Initially the spark for Lost Garden was the concept of creating a series of instant-film photographs shot entirely in a woodland setting; specifically in the 19th century botanical garden and arboretum located at the Helnwein family’s Irish estate. While plotting the logistics of this shoot however, Helnwein was exposed to an unexpected and poignant moment of inspiration. Reading through a National Geographic article on the illegal rhino horn trade, he discovered that thanks to rampant poaching, the West African black rhinoceros had been declared officially extinct in 2011. Struck by the reality that entire species are dissapearing in his lifetime, his original concept began to evolve, taking on zoological and taxonomical themes. Driven to find out more about previous extinctions, Helnwein researched the topic further, eventually deciding to construct a series of handmade plaster-of-paris skulls based on extinct and endangered species, sized to fit a human body.
The result are visions of a unique, primeval and fantastical world: nude females with animal skulls inhabit a half-wild garden peppered with decayed fountains, mammoth redwood trees, clusters of bamboo, giant rhubarb, overgrown stone steps, towering Rhododendron, swathes of bluebells and foxglove, and stunning topiary sculpted to resemble gothic arches. Alone or in pairs, the women in these photographs are frozen in obscure pagan poses; giving the impression that we are witness to some elemental, ancient magic unfolding.
These scenes are reminiscent of Boris Vallejo’s beloved fantasy and science fiction illustrations, especially in the stature, pride and power inherent in Helnwein’s female figures. Other potential parallels include Sir Arthur Conan Doyle’s The Lost World and Clark Ashton Smith’s Hyperborea tales – specifically their descriptions of anatomically modern humans striving to survive in a primordial, forgotten wilderness. Helnwein drew his inspiration from diverse sources, ranging from childhood fairy tales, science fiction novels and comic books, the magical realism of Guillermo del Toro’s Pan’s Labyrinth, to the arboretum and garden itself.
The final artworks are enlarged prints of the original instant-film photographs, gotten by scanning on an analog machine, often featuring Helnwein’s trademark Photoshop-free effects such as double exposure, as well as the strangely appealing flaws left by fortuitous accidents during film developing.
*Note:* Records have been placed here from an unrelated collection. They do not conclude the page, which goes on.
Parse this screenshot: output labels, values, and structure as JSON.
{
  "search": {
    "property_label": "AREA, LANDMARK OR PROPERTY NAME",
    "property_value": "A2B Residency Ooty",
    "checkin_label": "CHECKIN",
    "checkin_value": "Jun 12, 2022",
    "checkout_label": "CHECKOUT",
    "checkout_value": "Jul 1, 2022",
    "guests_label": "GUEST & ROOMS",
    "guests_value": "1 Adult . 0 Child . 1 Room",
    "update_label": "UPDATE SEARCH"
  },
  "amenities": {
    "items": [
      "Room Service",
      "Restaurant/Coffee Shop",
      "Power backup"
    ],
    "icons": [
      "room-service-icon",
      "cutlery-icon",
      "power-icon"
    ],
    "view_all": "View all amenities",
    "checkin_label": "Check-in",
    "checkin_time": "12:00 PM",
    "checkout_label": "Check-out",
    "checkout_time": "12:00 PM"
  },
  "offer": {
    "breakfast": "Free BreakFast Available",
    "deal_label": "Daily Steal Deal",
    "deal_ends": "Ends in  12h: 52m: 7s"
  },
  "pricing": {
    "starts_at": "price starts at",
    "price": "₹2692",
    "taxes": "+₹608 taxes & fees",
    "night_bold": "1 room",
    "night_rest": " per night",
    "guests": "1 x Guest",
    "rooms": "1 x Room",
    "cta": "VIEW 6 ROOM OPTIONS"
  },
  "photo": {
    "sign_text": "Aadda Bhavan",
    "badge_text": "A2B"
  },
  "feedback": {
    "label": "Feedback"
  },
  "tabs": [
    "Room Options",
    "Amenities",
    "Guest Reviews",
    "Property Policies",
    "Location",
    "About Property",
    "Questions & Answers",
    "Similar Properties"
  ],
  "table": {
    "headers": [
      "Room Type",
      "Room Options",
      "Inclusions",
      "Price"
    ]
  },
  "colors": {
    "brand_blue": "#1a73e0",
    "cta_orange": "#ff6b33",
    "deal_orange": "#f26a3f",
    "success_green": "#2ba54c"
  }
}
Though Helnwein’s works were not intended expressly as a commentary on conservation, Lost Garden does lend itself to this narrative. Initially the skulls Helnwein sculpted were all derived from extinct creatures, however he later also incorporated animals which, though still fairly abundant, presented interesting skeletal features. This decision serves perhaps as a warning that even the animals we take for granted may one day vanish – should we fail our responsibilities as the dominant species of our world.